▶ **Aim of the exercise**
Print each entry precisely; exclude the pictures.

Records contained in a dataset
[Start of section]

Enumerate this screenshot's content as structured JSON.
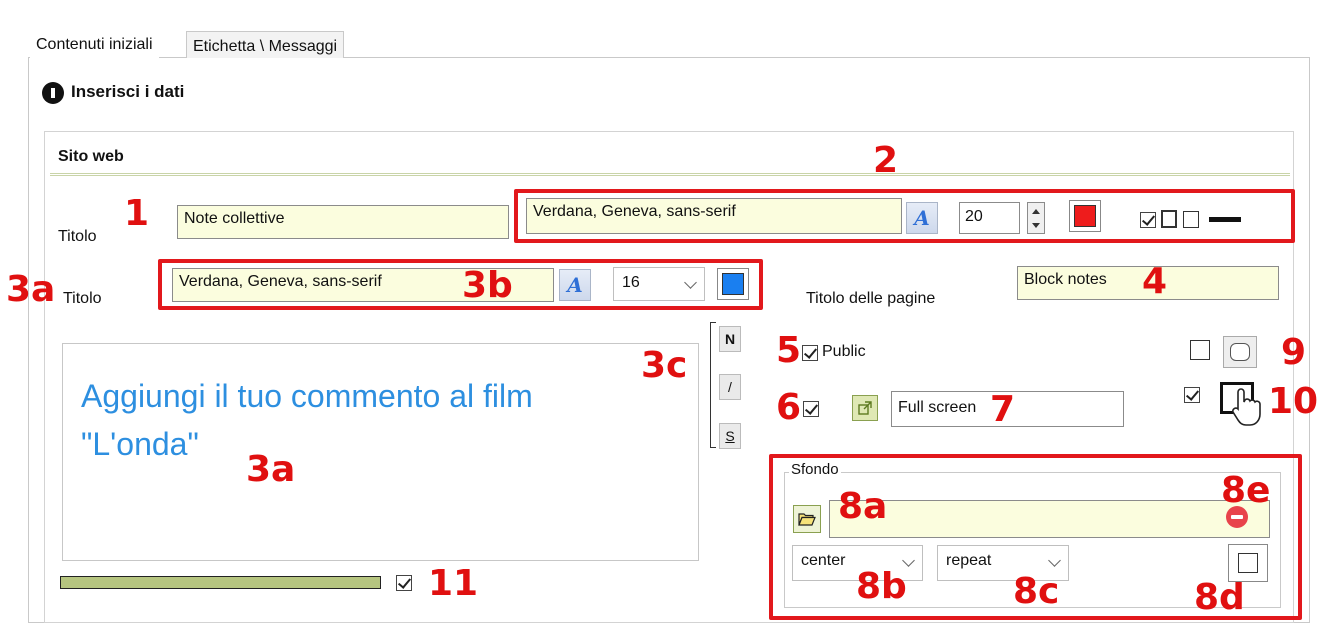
{
  "tabs": [
    {
      "label": "Contenuti iniziali",
      "active": true
    },
    {
      "label": "Etichetta \\ Messaggi",
      "active": false
    }
  ],
  "step": {
    "label": "Inserisci i dati"
  },
  "section": {
    "title": "Sito web"
  },
  "row1": {
    "label": "Titolo",
    "title_value": "Note collettive",
    "font_value": "Verdana, Geneva, sans-serif",
    "font_size": "20",
    "color": "#ee1c1c"
  },
  "row2": {
    "label": "Titolo",
    "font_value": "Verdana, Geneva, sans-serif",
    "font_size": "16",
    "color": "#1a7ff0"
  },
  "page_title": {
    "label": "Titolo delle pagine",
    "value": "Block notes"
  },
  "comment": {
    "line1": "Aggiungi il tuo commento al film",
    "line2": "\"L'onda\""
  },
  "style_buttons": {
    "bold": "N",
    "italic": "/",
    "strike": "S"
  },
  "public": {
    "label": "Public",
    "checked": true
  },
  "fullscreen": {
    "checked": true,
    "value": "Full screen"
  },
  "background": {
    "legend": "Sfondo",
    "file_value": "",
    "position": "center",
    "repeat": "repeat"
  },
  "annotations": {
    "n1": "1",
    "n2": "2",
    "n3a_left": "3a",
    "n3b": "3b",
    "n3c": "3c",
    "n3a_area": "3a",
    "n4": "4",
    "n5": "5",
    "n6": "6",
    "n7": "7",
    "n8a": "8a",
    "n8b": "8b",
    "n8c": "8c",
    "n8d": "8d",
    "n8e": "8e",
    "n9": "9",
    "n10": "10",
    "n11": "11"
  },
  "colors": {
    "annotation": "#e01010",
    "field_bg": "#fbfdde",
    "accent_bar": "#b6c580"
  }
}
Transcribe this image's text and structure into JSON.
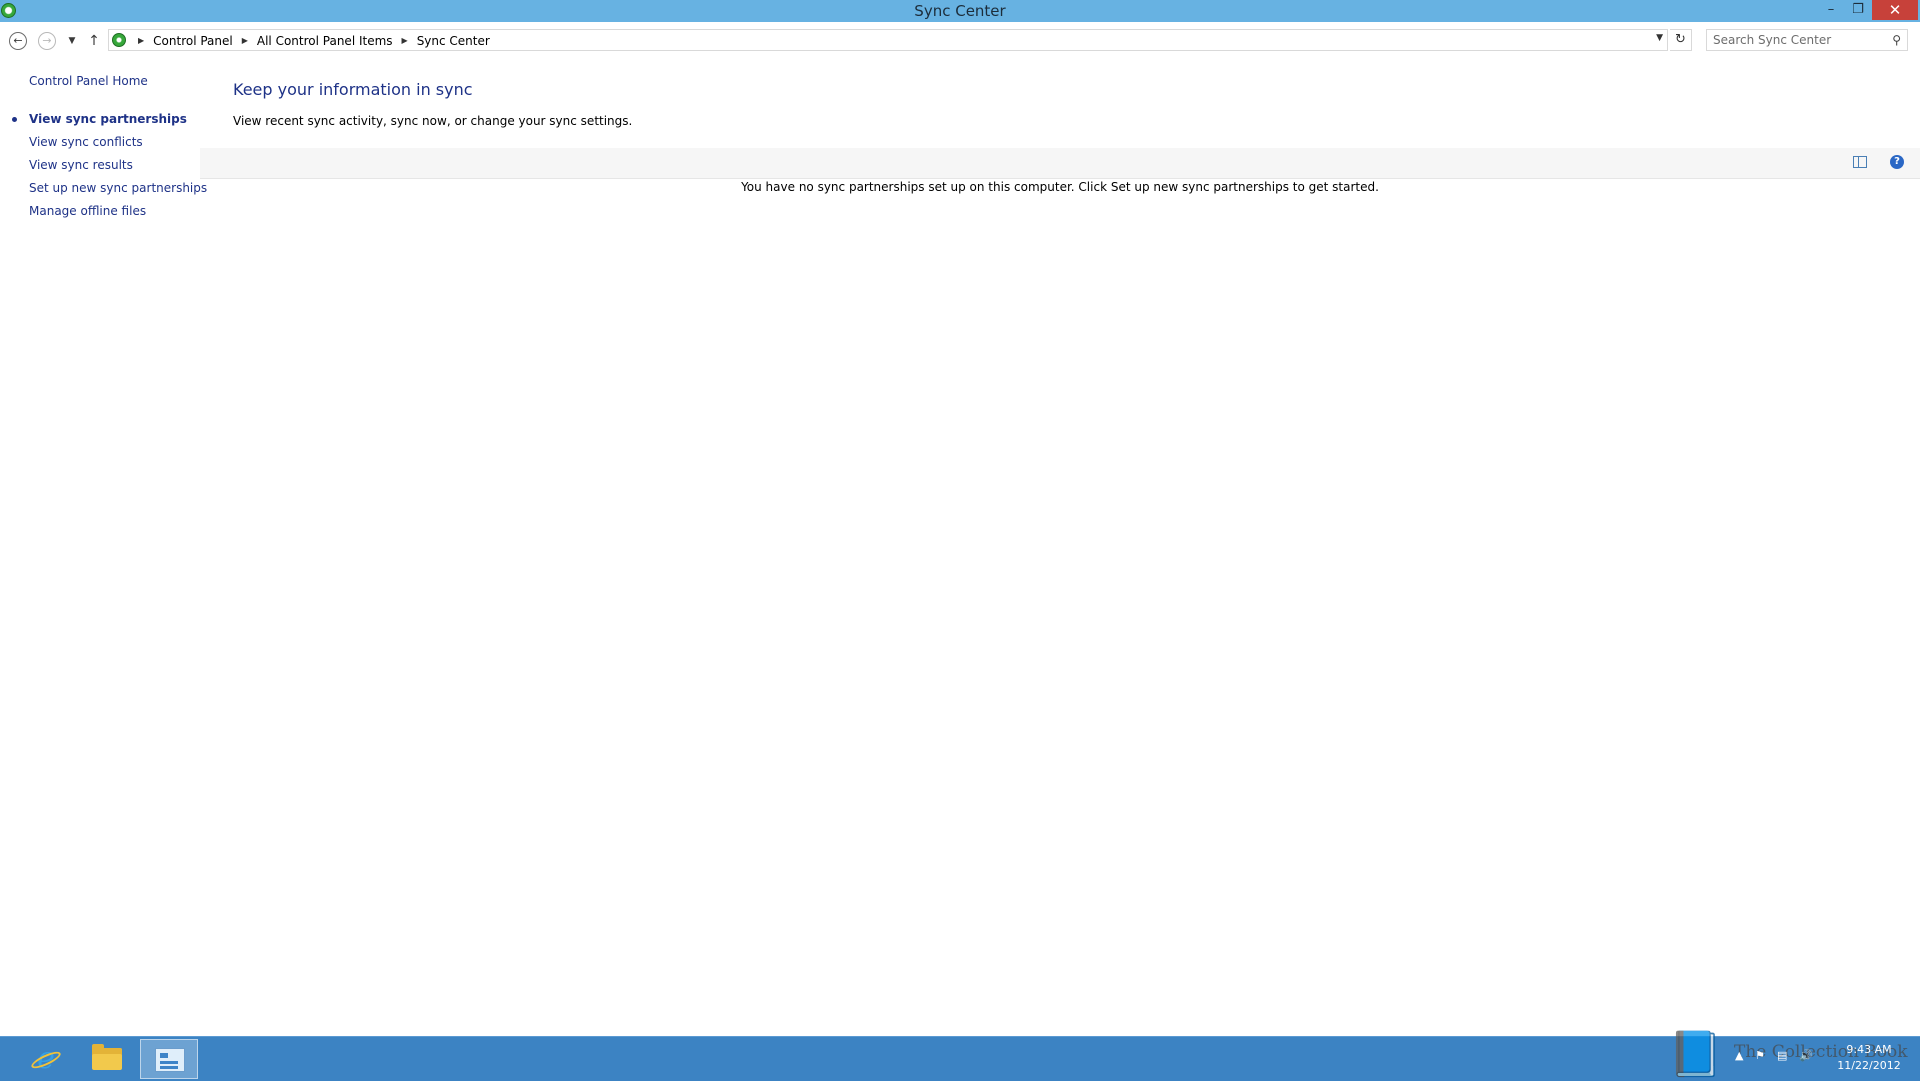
{
  "window": {
    "title": "Sync Center",
    "minimize_glyph": "–",
    "maximize_glyph": "❐",
    "close_glyph": "✕"
  },
  "navigation": {
    "breadcrumbs": [
      "Control Panel",
      "All Control Panel Items",
      "Sync Center"
    ],
    "search_placeholder": "Search Sync Center"
  },
  "sidebar": {
    "home": "Control Panel Home",
    "items": [
      {
        "label": "View sync partnerships",
        "active": true
      },
      {
        "label": "View sync conflicts",
        "active": false
      },
      {
        "label": "View sync results",
        "active": false
      },
      {
        "label": "Set up new sync partnerships",
        "active": false
      },
      {
        "label": "Manage offline files",
        "active": false
      }
    ]
  },
  "main": {
    "heading": "Keep your information in sync",
    "subtext": "View recent sync activity, sync now, or change your sync settings.",
    "empty_message": "You have no sync partnerships set up on this computer. Click Set up new sync partnerships to get started."
  },
  "taskbar": {
    "apps": [
      {
        "name": "internet-explorer",
        "icon": "ie-icon"
      },
      {
        "name": "file-explorer",
        "icon": "folder-icon"
      },
      {
        "name": "control-panel",
        "icon": "control-panel-icon",
        "active": true
      }
    ],
    "clock_time": "9:43 AM",
    "clock_date": "11/22/2012"
  },
  "watermark": {
    "text": "The Collection Book"
  },
  "colors": {
    "titlebar": "#67b2e2",
    "taskbar": "#3c83c3",
    "link": "#1e3287",
    "close": "#c7413a"
  }
}
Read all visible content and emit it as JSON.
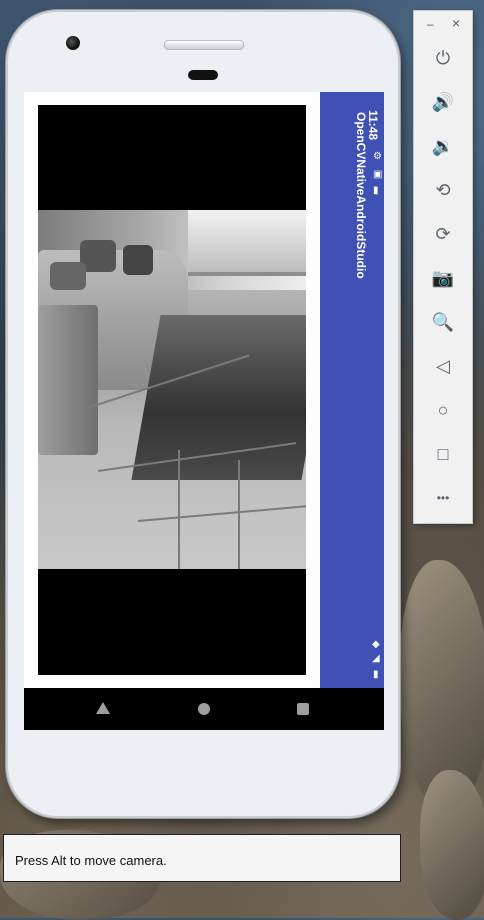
{
  "app": {
    "title": "OpenCVNativeAndroidStudio",
    "status_time": "11:48",
    "accent_color": "#3f51b5"
  },
  "status_icons": [
    "gear-icon",
    "image-icon",
    "sd-card-icon",
    "wifi-icon",
    "signal-icon",
    "battery-icon"
  ],
  "navbar": {
    "buttons": [
      "back-icon",
      "home-icon",
      "recents-icon"
    ]
  },
  "emulator_toolbar": {
    "minimize_label": "–",
    "close_label": "×",
    "buttons": [
      {
        "name": "power-button",
        "icon": "⏻"
      },
      {
        "name": "volume-up-button",
        "icon": "🔊"
      },
      {
        "name": "volume-down-button",
        "icon": "🔉"
      },
      {
        "name": "rotate-left-button",
        "icon": "⟲"
      },
      {
        "name": "rotate-right-button",
        "icon": "⟳"
      },
      {
        "name": "screenshot-button",
        "icon": "📷"
      },
      {
        "name": "zoom-button",
        "icon": "🔍"
      },
      {
        "name": "back-button",
        "icon": "◁"
      },
      {
        "name": "home-button",
        "icon": "○"
      },
      {
        "name": "overview-button",
        "icon": "□"
      },
      {
        "name": "more-button",
        "icon": "•••"
      }
    ]
  },
  "tooltip": {
    "text": "Press Alt to move camera."
  }
}
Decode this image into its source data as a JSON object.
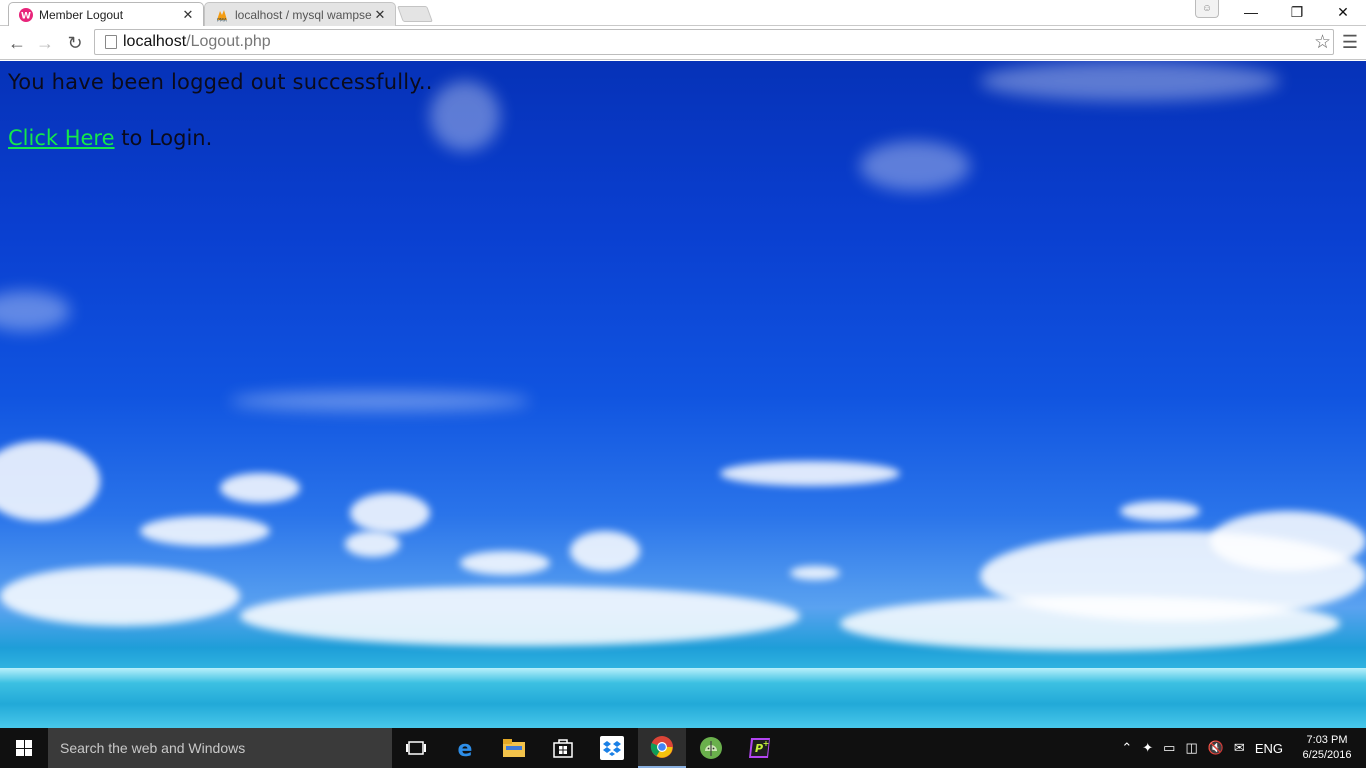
{
  "browser": {
    "tabs": [
      {
        "title": "Member Logout",
        "favicon": "wamp-icon"
      },
      {
        "title": "localhost / mysql wampse",
        "favicon": "phpmyadmin-icon"
      }
    ],
    "tab_close_glyph": "✕",
    "url_host": "localhost",
    "url_path": "/Logout.php"
  },
  "page": {
    "message": "You have been logged out successfully..",
    "link_text": "Click Here",
    "after_link_text": " to Login."
  },
  "taskbar": {
    "search_placeholder": "Search the web and Windows",
    "tray_language": "ENG",
    "time": "7:03 PM",
    "date": "6/25/2016",
    "apps": [
      "task-view-icon",
      "edge-icon",
      "file-explorer-icon",
      "store-icon",
      "dropbox-icon",
      "chrome-icon",
      "android-studio-icon",
      "phpstorm-icon"
    ]
  },
  "colors": {
    "sky_top": "#0632b8",
    "link": "#14e84a",
    "taskbar": "#101010"
  }
}
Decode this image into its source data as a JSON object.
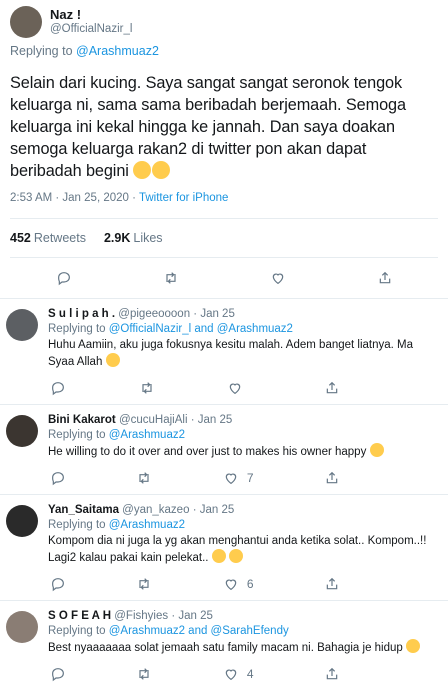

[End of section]

▶ **Response box**
Enumerate this screenshot's content as structured JSON.
{
  "tabs": [
    {
      "label": "Contenuti iniziali",
      "active": true
    },
    {
      "label": "Etichetta \\ Messaggi",
      "active": false
    }
  ],
  "step": {
    "label": "Inserisci i dati"
  },
  "section": {
    "title": "Sito web"
  },
  "row1": {
    "label": "Titolo",
    "title_value": "Note collettive",
    "font_value": "Verdana, Geneva, sans-serif",
    "font_size": "20",
    "color": "#ee1c1c"
  },
  "row2": {
    "label": "Titolo",
    "font_value": "Verdana, Geneva, sans-serif",
    "font_size": "16",
    "color": "#1a7ff0"
  },
  "page_title": {
    "label": "Titolo delle pagine",
    "value": "Block notes"
  },
  "comment": {
    "line1": "Aggiungi il tuo commento al film",
    "line2": "\"L'onda\""
  },
  "style_buttons": {
    "bold": "N",
    "italic": "/",
    "strike": "S"
  },
  "public": {
    "label": "Public",
    "checked": true
  },
  "fullscreen": {
    "checked": true,
    "value": "Full screen"
  },
  "background": {
    "legend": "Sfondo",
    "file_value": "",
    "position": "center",
    "repeat": "repeat"
  },
  "annotations": {
    "n1": "1",
    "n2": "2",
    "n3a_left": "3a",
    "n3b": "3b",
    "n3c": "3c",
    "n3a_area": "3a",
    "n4": "4",
    "n5": "5",
    "n6": "6",
    "n7": "7",
    "n8a": "8a",
    "n8b": "8b",
    "n8c": "8c",
    "n8d": "8d",
    "n8e": "8e",
    "n9": "9",
    "n10": "10",
    "n11": "11"
  },
  "colors": {
    "annotation": "#e01010",
    "field_bg": "#fbfdde",
    "accent_bar": "#b6c580"
  }
}
Transcribe this image's text and structure into JSON.
{
  "window": {
    "title": "Sync Center",
    "minimize_glyph": "–",
    "maximize_glyph": "❐",
    "close_glyph": "✕"
  },
  "navigation": {
    "breadcrumbs": [
      "Control Panel",
      "All Control Panel Items",
      "Sync Center"
    ],
    "search_placeholder": "Search Sync Center"
  },
  "sidebar": {
    "home": "Control Panel Home",
    "items": [
      {
        "label": "View sync partnerships",
        "active": true
      },
      {
        "label": "View sync conflicts",
        "active": false
      },
      {
        "label": "View sync results",
        "active": false
      },
      {
        "label": "Set up new sync partnerships",
        "active": false
      },
      {
        "label": "Manage offline files",
        "active": false
      }
    ]
  },
  "main": {
    "heading": "Keep your information in sync",
    "subtext": "View recent sync activity, sync now, or change your sync settings.",
    "empty_message": "You have no sync partnerships set up on this computer. Click Set up new sync partnerships to get started."
  },
  "taskbar": {
    "apps": [
      {
        "name": "internet-explorer",
        "icon": "ie-icon"
      },
      {
        "name": "file-explorer",
        "icon": "folder-icon"
      },
      {
        "name": "control-panel",
        "icon": "control-panel-icon",
        "active": true
      }
    ],
    "clock_time": "9:43 AM",
    "clock_date": "11/22/2012"
  },
  "watermark": {
    "text": "The Collection Book"
  },
  "colors": {
    "titlebar": "#67b2e2",
    "taskbar": "#3c83c3",
    "link": "#1e3287",
    "close": "#c7413a"
  }
}
Read all visible content and emit it as JSON.
{
  "app": {
    "title": "OpenCVNativeAndroidStudio",
    "status_time": "11:48",
    "accent_color": "#3f51b5"
  },
  "status_icons": [
    "gear-icon",
    "image-icon",
    "sd-card-icon",
    "wifi-icon",
    "signal-icon",
    "battery-icon"
  ],
  "navbar": {
    "buttons": [
      "back-icon",
      "home-icon",
      "recents-icon"
    ]
  },
  "emulator_toolbar": {
    "minimize_label": "–",
    "close_label": "×",
    "buttons": [
      {
        "name": "power-button",
        "icon": "⏻"
      },
      {
        "name": "volume-up-button",
        "icon": "🔊"
      },
      {
        "name": "volume-down-button",
        "icon": "🔉"
      },
      {
        "name": "rotate-left-button",
        "icon": "⟲"
      },
      {
        "name": "rotate-right-button",
        "icon": "⟳"
      },
      {
        "name": "screenshot-button",
        "icon": "📷"
      },
      {
        "name": "zoom-button",
        "icon": "🔍"
      },
      {
        "name": "back-button",
        "icon": "◁"
      },
      {
        "name": "home-button",
        "icon": "○"
      },
      {
        "name": "overview-button",
        "icon": "□"
      },
      {
        "name": "more-button",
        "icon": "•••"
      }
    ]
  },
  "tooltip": {
    "text": "Press Alt to move camera."
  }
}
Decode this image into its source data as a JSON object.
{
  "browser": {
    "tabs": [
      {
        "title": "Member Logout",
        "favicon": "wamp-icon"
      },
      {
        "title": "localhost / mysql wampse",
        "favicon": "phpmyadmin-icon"
      }
    ],
    "tab_close_glyph": "✕",
    "url_host": "localhost",
    "url_path": "/Logout.php"
  },
  "page": {
    "message": "You have been logged out successfully..",
    "link_text": "Click Here",
    "after_link_text": " to Login."
  },
  "taskbar": {
    "search_placeholder": "Search the web and Windows",
    "tray_language": "ENG",
    "time": "7:03 PM",
    "date": "6/25/2016",
    "apps": [
      "task-view-icon",
      "edge-icon",
      "file-explorer-icon",
      "store-icon",
      "dropbox-icon",
      "chrome-icon",
      "android-studio-icon",
      "phpstorm-icon"
    ]
  },
  "colors": {
    "sky_top": "#0632b8",
    "link": "#14e84a",
    "taskbar": "#101010"
  }
}
Decode this image into its source data as a JSON object.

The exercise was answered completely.